About this exercise: Print every record exactly as it appears. Leave the pictures out.

Available data:
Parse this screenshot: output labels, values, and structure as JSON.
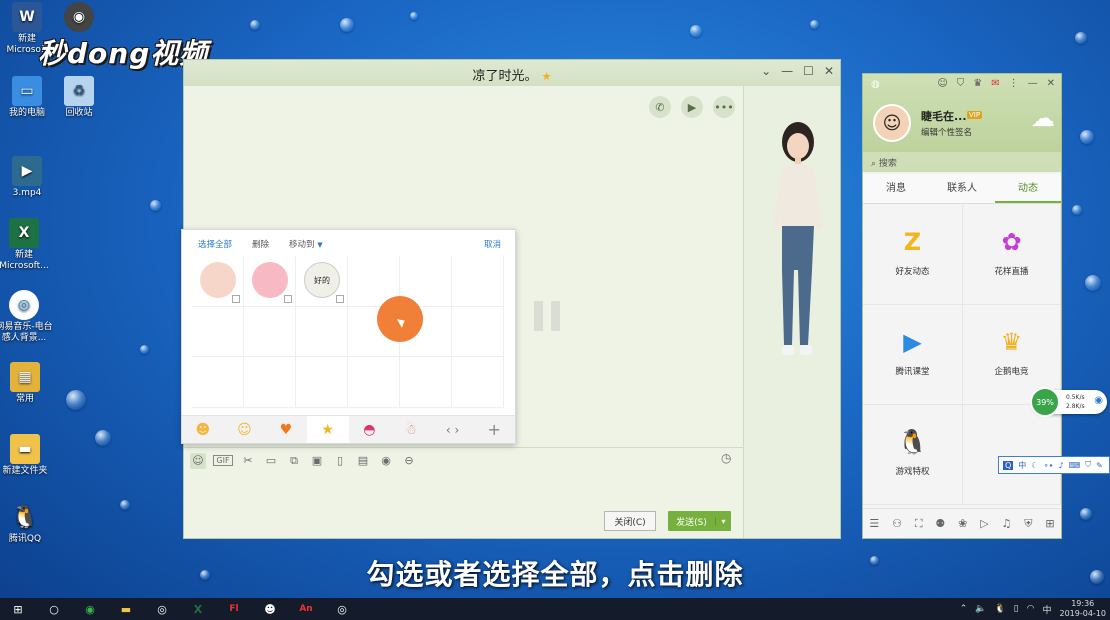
{
  "watermark": "秒dong视频",
  "desktop": {
    "icons": [
      {
        "label": "新建\nMicrosoft",
        "icon": "word-icon"
      },
      {
        "label": "",
        "icon": "camera-app-icon"
      },
      {
        "label": "我的电脑",
        "icon": "computer-icon"
      },
      {
        "label": "回收站",
        "icon": "recycle-bin-icon"
      },
      {
        "label": "3.mp4",
        "icon": "video-file-icon"
      },
      {
        "label": "新建\nMicrosoft...",
        "icon": "excel-icon"
      },
      {
        "label": "网易音乐-电台\n感人背景...",
        "icon": "music-icon"
      },
      {
        "label": "常用",
        "icon": "folder-icon"
      },
      {
        "label": "新建文件夹",
        "icon": "folder-icon"
      },
      {
        "label": "腾讯QQ",
        "icon": "qq-penguin-icon"
      }
    ]
  },
  "chat": {
    "title": "凉了时光。",
    "buttons": {
      "close": "关闭(C)",
      "send": "发送(S)"
    }
  },
  "popup": {
    "select_all": "选择全部",
    "delete": "删除",
    "move_to": "移动到",
    "cancel": "取消",
    "stickers": [
      {
        "name": "cat-sticker",
        "color": "#f5d6c8"
      },
      {
        "name": "pink-blob-sticker",
        "color": "#f7b9c4"
      },
      {
        "name": "good-sticker",
        "color": "#f0f0e8",
        "text": "好的"
      }
    ]
  },
  "qq": {
    "nickname": "睫毛在...",
    "vip": "VIP",
    "signature": "编辑个性签名",
    "search_placeholder": "搜索",
    "tabs": [
      "消息",
      "联系人",
      "动态"
    ],
    "active_tab": "动态",
    "apps": [
      {
        "label": "好友动态",
        "icon": "friends-feed-icon",
        "color": "#f3b51c"
      },
      {
        "label": "花样直播",
        "icon": "live-star-icon",
        "color": "#c43dd6"
      },
      {
        "label": "腾讯课堂",
        "icon": "classroom-play-icon",
        "color": "#2c8be0"
      },
      {
        "label": "企鹅电竞",
        "icon": "esports-crown-icon",
        "color": "#f0b020"
      },
      {
        "label": "游戏特权",
        "icon": "game-penguin-icon",
        "color": "#d8242b"
      }
    ]
  },
  "net_widget": {
    "percent": "39%",
    "up": "0.5K/s",
    "down": "2.8K/s"
  },
  "ime": {
    "lang": "中"
  },
  "subtitle": "勾选或者选择全部，点击删除",
  "taskbar": {
    "time": "19:36",
    "date": "2019-04-10",
    "lang": "中"
  }
}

Reply:
Parse this screenshot: output labels, values, and structure as JSON.
{
  "watermark": "秒dong视频",
  "desktop": {
    "icons": [
      {
        "label": "新建\nMicrosoft",
        "icon": "word-icon"
      },
      {
        "label": "",
        "icon": "camera-app-icon"
      },
      {
        "label": "我的电脑",
        "icon": "computer-icon"
      },
      {
        "label": "回收站",
        "icon": "recycle-bin-icon"
      },
      {
        "label": "3.mp4",
        "icon": "video-file-icon"
      },
      {
        "label": "新建\nMicrosoft...",
        "icon": "excel-icon"
      },
      {
        "label": "网易音乐-电台\n感人背景...",
        "icon": "music-icon"
      },
      {
        "label": "常用",
        "icon": "folder-icon"
      },
      {
        "label": "新建文件夹",
        "icon": "folder-icon"
      },
      {
        "label": "腾讯QQ",
        "icon": "qq-penguin-icon"
      }
    ]
  },
  "chat": {
    "title": "凉了时光。",
    "buttons": {
      "close": "关闭(C)",
      "send": "发送(S)"
    }
  },
  "popup": {
    "select_all": "选择全部",
    "delete": "删除",
    "move_to": "移动到",
    "cancel": "取消",
    "stickers": [
      {
        "name": "cat-sticker",
        "color": "#f5d6c8"
      },
      {
        "name": "pink-blob-sticker",
        "color": "#f7b9c4"
      },
      {
        "name": "good-sticker",
        "color": "#f0f0e8",
        "text": "好的"
      }
    ]
  },
  "qq": {
    "nickname": "睫毛在...",
    "vip": "VIP",
    "signature": "编辑个性签名",
    "search_placeholder": "搜索",
    "tabs": [
      "消息",
      "联系人",
      "动态"
    ],
    "active_tab": "动态",
    "apps": [
      {
        "label": "好友动态",
        "icon": "friends-feed-icon",
        "color": "#f3b51c"
      },
      {
        "label": "花样直播",
        "icon": "live-star-icon",
        "color": "#c43dd6"
      },
      {
        "label": "腾讯课堂",
        "icon": "classroom-play-icon",
        "color": "#2c8be0"
      },
      {
        "label": "企鹅电竞",
        "icon": "esports-crown-icon",
        "color": "#f0b020"
      },
      {
        "label": "游戏特权",
        "icon": "game-penguin-icon",
        "color": "#d8242b"
      }
    ]
  },
  "net_widget": {
    "percent": "39%",
    "up": "0.5K/s",
    "down": "2.8K/s"
  },
  "ime": {
    "lang": "中"
  },
  "subtitle": "勾选或者选择全部，点击删除",
  "taskbar": {
    "time": "19:36",
    "date": "2019-04-10",
    "lang": "中"
  }
}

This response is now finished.